━━━━━ EXCERPTED RECORDS

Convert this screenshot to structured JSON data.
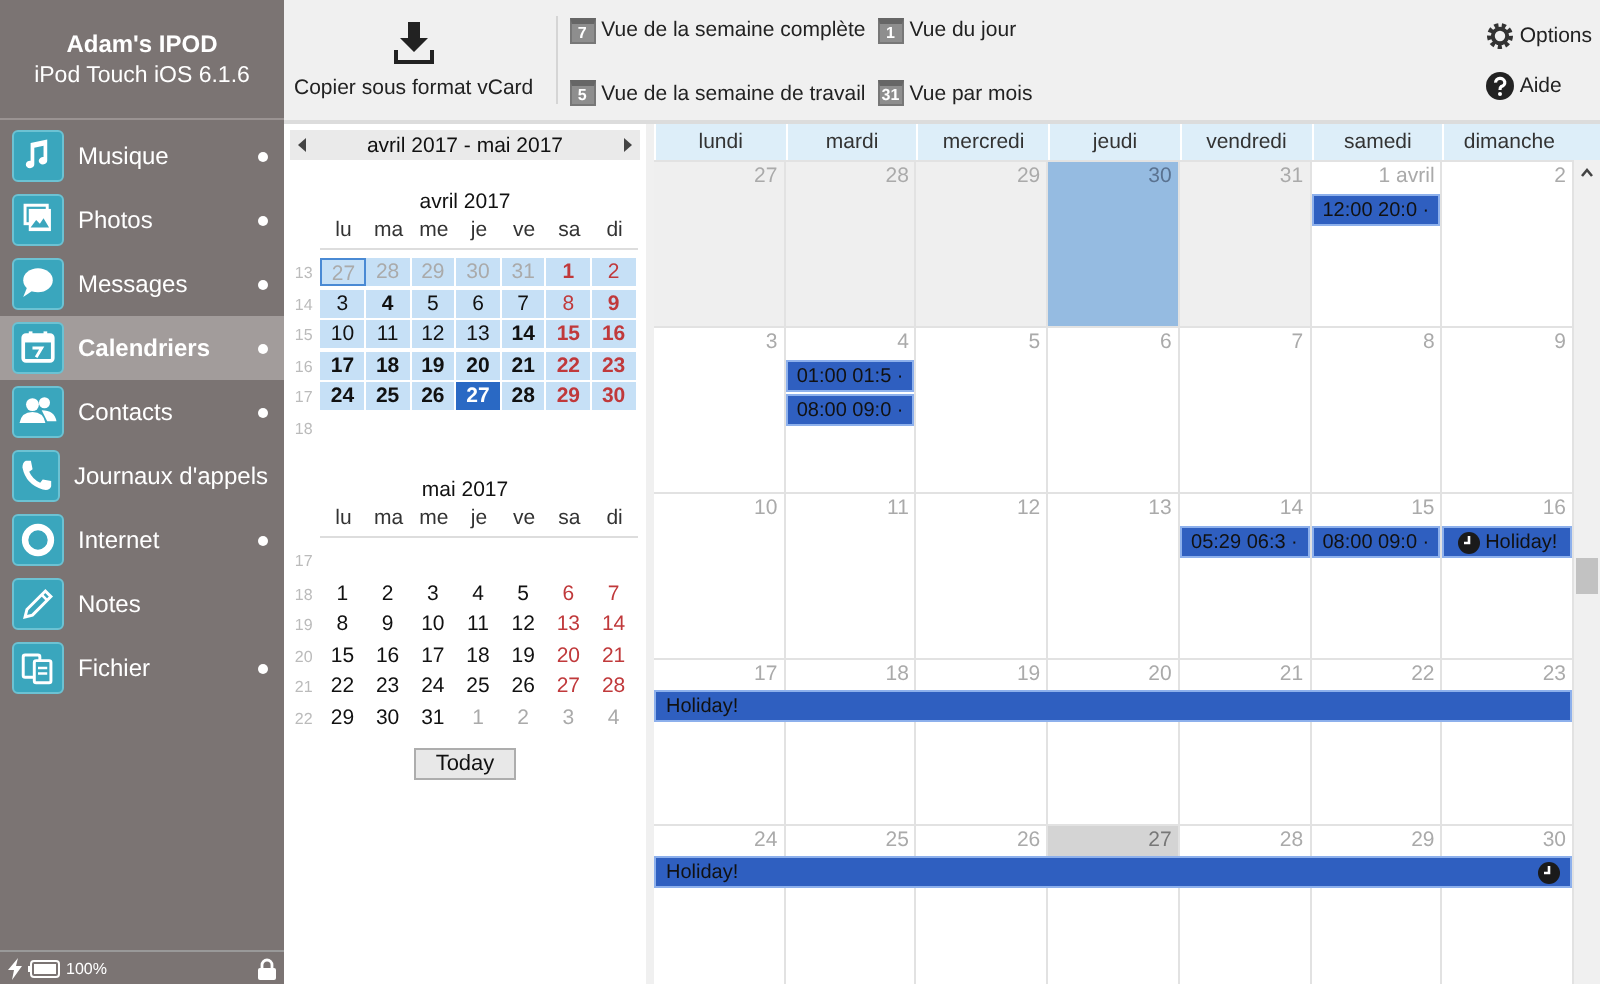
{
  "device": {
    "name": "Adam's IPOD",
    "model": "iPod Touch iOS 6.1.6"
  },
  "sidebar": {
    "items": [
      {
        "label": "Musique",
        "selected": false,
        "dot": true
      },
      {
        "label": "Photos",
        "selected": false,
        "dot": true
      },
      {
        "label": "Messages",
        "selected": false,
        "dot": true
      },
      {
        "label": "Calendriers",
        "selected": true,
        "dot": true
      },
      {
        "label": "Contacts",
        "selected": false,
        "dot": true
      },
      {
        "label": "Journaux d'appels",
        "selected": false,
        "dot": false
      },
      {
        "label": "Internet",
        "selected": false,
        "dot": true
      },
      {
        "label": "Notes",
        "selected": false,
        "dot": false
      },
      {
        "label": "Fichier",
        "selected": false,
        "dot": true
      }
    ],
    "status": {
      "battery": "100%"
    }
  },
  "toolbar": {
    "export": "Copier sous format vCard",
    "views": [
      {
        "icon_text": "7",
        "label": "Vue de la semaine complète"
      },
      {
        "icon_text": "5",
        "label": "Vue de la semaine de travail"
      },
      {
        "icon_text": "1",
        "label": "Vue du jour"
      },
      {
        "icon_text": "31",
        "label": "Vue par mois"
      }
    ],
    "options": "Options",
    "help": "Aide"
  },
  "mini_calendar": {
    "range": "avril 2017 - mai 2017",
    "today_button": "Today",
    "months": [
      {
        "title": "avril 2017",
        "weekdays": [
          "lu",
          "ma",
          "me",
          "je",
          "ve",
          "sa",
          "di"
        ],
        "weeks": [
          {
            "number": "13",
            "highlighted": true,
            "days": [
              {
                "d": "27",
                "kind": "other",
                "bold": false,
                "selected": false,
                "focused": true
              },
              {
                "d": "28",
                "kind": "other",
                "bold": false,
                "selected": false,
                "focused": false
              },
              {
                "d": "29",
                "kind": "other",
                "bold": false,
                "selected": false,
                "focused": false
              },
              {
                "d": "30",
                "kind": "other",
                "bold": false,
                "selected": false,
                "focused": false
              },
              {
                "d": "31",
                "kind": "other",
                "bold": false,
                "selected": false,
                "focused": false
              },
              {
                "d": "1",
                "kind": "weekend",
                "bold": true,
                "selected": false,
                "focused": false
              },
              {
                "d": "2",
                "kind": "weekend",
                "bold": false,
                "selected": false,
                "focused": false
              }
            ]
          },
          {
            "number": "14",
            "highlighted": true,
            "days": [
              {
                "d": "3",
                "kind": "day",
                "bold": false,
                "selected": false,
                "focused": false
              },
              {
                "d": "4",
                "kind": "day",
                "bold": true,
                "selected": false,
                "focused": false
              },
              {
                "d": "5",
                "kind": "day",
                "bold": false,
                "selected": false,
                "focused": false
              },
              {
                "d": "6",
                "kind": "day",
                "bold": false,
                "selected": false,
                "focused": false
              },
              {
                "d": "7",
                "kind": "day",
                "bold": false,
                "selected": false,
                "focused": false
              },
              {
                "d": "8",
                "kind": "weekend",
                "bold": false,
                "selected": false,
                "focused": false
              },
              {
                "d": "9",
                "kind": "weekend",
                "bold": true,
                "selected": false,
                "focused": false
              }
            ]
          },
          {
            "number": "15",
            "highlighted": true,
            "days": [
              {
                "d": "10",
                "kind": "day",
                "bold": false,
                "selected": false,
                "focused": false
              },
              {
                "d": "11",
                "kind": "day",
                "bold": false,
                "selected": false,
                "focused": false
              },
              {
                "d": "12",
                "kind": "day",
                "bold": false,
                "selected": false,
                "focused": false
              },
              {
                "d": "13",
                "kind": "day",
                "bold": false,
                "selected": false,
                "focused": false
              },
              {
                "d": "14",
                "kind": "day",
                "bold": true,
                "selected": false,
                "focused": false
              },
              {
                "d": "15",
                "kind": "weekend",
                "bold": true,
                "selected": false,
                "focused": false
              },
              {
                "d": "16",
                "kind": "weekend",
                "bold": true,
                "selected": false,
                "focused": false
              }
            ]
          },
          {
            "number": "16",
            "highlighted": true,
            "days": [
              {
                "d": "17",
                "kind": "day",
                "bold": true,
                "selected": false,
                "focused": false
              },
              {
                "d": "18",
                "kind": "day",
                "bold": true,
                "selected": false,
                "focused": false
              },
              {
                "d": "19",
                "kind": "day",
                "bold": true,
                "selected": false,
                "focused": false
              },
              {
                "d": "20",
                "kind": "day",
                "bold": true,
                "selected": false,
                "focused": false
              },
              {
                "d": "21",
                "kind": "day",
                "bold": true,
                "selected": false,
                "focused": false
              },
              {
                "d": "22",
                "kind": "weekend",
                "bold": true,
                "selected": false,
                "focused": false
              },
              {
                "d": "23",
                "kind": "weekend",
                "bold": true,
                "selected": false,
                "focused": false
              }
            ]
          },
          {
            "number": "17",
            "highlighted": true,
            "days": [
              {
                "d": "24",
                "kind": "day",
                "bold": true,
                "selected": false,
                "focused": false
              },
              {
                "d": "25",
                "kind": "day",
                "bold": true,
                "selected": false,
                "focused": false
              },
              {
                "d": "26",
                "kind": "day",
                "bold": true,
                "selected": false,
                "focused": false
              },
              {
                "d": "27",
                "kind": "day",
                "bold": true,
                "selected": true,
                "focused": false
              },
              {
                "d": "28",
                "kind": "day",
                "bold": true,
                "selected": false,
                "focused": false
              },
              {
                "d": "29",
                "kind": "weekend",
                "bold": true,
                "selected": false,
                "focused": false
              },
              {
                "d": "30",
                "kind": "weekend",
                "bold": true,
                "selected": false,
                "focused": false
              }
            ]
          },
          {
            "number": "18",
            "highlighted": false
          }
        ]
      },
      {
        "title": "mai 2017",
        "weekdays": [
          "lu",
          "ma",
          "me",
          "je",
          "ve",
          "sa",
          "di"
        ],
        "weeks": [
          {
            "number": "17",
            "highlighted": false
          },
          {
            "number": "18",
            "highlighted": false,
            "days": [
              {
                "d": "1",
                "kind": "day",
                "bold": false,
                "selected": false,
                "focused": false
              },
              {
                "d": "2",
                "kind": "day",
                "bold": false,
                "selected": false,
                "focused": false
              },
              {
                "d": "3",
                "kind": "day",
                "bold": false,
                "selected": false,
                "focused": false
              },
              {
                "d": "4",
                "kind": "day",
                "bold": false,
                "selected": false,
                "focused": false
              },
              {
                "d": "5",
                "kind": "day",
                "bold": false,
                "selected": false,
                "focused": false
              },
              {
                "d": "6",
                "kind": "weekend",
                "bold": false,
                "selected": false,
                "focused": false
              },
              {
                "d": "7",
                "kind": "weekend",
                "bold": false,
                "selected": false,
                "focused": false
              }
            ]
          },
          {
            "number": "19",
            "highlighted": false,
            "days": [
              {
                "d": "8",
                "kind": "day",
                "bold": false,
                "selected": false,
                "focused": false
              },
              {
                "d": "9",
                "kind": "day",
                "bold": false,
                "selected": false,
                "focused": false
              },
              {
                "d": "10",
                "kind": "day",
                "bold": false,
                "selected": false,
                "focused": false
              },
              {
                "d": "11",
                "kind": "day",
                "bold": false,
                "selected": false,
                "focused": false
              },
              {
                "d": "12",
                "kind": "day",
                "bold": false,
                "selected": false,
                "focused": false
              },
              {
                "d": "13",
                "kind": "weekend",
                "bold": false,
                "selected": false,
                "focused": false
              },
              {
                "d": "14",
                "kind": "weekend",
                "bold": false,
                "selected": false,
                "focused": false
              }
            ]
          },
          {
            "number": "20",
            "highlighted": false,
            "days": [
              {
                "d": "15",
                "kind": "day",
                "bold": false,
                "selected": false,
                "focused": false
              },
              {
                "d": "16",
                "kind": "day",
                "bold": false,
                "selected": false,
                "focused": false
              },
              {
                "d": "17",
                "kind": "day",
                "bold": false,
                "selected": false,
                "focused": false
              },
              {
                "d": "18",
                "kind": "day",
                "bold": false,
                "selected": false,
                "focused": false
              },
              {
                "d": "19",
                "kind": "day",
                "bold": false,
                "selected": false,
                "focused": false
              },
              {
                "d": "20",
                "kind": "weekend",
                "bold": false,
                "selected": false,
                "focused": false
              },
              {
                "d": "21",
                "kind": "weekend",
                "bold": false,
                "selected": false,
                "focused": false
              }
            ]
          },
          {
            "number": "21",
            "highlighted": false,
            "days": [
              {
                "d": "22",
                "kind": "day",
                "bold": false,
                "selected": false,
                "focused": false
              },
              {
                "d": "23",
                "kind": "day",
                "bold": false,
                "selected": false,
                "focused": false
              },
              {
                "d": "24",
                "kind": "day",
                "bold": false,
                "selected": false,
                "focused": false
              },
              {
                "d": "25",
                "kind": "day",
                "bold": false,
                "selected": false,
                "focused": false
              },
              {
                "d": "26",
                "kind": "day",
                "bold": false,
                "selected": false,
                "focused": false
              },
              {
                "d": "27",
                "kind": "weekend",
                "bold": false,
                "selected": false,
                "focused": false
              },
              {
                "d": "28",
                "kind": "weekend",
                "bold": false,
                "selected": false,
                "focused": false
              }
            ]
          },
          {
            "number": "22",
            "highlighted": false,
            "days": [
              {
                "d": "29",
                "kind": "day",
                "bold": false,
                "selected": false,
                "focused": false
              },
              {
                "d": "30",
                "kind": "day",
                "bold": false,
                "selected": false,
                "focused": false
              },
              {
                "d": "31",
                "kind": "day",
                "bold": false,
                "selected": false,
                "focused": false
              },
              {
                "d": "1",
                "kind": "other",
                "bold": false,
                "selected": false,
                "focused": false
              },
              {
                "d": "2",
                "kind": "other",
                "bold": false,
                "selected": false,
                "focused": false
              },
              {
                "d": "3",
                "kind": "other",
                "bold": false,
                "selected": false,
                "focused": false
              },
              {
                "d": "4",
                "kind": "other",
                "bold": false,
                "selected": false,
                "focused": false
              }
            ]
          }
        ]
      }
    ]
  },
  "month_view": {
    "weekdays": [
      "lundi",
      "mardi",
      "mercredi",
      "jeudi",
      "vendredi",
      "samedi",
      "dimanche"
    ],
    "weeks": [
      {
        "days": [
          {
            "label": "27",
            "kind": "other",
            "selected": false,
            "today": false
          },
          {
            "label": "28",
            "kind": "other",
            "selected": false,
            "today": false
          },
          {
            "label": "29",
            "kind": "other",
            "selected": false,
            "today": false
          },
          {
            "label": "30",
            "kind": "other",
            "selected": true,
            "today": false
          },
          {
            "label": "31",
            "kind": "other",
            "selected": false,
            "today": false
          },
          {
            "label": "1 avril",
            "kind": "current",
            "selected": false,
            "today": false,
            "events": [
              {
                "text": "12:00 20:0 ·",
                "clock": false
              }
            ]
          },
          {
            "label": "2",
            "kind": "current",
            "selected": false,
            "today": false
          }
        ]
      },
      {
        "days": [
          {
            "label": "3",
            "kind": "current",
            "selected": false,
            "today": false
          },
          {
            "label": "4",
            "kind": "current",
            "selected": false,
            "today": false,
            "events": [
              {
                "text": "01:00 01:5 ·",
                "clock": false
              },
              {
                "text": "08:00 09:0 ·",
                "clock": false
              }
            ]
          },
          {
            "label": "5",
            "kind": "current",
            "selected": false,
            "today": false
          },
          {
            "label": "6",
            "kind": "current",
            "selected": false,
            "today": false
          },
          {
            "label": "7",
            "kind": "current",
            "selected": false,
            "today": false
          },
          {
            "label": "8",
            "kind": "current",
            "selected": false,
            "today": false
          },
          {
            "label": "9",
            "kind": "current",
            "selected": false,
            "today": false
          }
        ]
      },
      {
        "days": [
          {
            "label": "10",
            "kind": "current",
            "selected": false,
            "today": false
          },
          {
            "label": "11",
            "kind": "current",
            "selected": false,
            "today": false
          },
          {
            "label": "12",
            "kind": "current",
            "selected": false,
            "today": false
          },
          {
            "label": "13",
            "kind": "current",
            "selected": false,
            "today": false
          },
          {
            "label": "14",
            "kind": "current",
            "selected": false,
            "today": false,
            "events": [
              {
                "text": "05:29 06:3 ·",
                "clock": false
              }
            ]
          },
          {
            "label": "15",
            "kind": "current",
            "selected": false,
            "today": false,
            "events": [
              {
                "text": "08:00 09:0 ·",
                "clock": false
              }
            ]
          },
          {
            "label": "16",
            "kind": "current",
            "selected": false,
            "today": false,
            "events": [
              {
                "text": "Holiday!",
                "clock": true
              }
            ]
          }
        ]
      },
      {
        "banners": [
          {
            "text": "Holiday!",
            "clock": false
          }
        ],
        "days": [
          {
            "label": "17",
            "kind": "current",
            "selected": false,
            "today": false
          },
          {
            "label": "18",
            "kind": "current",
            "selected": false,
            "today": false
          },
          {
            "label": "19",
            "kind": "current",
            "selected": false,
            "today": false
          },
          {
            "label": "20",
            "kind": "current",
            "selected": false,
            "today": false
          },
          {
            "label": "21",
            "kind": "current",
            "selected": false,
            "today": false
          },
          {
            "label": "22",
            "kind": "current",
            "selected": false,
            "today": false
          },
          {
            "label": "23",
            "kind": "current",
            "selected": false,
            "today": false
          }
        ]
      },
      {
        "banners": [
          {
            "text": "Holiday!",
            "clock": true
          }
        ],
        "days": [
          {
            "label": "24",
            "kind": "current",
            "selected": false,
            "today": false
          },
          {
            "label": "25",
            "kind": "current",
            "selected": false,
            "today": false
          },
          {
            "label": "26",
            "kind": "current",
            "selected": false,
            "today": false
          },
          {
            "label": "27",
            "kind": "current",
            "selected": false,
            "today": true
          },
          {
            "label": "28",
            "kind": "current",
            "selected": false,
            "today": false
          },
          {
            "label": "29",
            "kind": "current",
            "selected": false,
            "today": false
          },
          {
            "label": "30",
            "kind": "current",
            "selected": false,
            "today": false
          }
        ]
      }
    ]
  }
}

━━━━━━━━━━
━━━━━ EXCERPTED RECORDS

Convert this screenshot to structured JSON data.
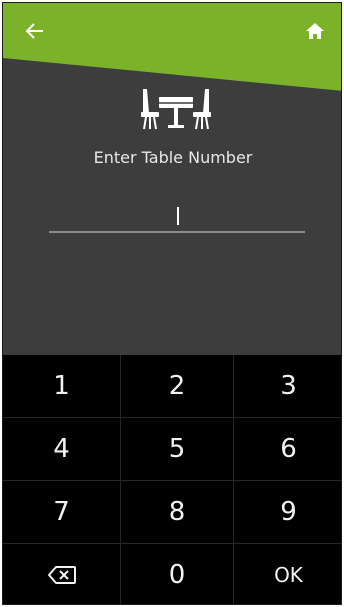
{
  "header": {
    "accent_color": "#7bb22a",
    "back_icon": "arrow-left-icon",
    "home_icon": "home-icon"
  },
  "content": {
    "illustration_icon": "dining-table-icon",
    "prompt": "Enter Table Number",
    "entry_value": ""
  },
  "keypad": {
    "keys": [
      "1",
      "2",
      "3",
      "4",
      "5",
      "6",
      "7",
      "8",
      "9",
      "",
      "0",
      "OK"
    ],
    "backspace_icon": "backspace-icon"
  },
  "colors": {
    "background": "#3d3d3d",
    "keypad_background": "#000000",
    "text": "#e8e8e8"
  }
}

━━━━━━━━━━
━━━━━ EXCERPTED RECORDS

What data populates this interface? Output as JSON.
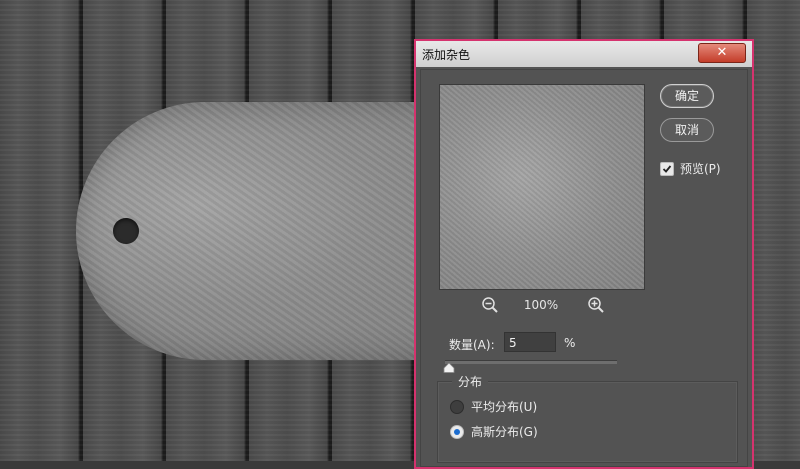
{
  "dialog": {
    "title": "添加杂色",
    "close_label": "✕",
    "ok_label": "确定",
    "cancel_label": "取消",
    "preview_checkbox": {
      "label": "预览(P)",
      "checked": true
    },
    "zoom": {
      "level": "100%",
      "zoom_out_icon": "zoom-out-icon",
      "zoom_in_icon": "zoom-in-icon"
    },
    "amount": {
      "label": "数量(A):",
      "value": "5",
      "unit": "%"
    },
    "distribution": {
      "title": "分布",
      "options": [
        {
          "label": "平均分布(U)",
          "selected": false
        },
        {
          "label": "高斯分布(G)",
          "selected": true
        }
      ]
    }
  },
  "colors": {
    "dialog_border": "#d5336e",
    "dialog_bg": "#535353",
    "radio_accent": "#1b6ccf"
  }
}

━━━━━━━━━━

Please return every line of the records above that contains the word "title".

        "title": "avril 2017",
        "title": "mai 2017",
    "title": "添加杂色",
      "title": "分布",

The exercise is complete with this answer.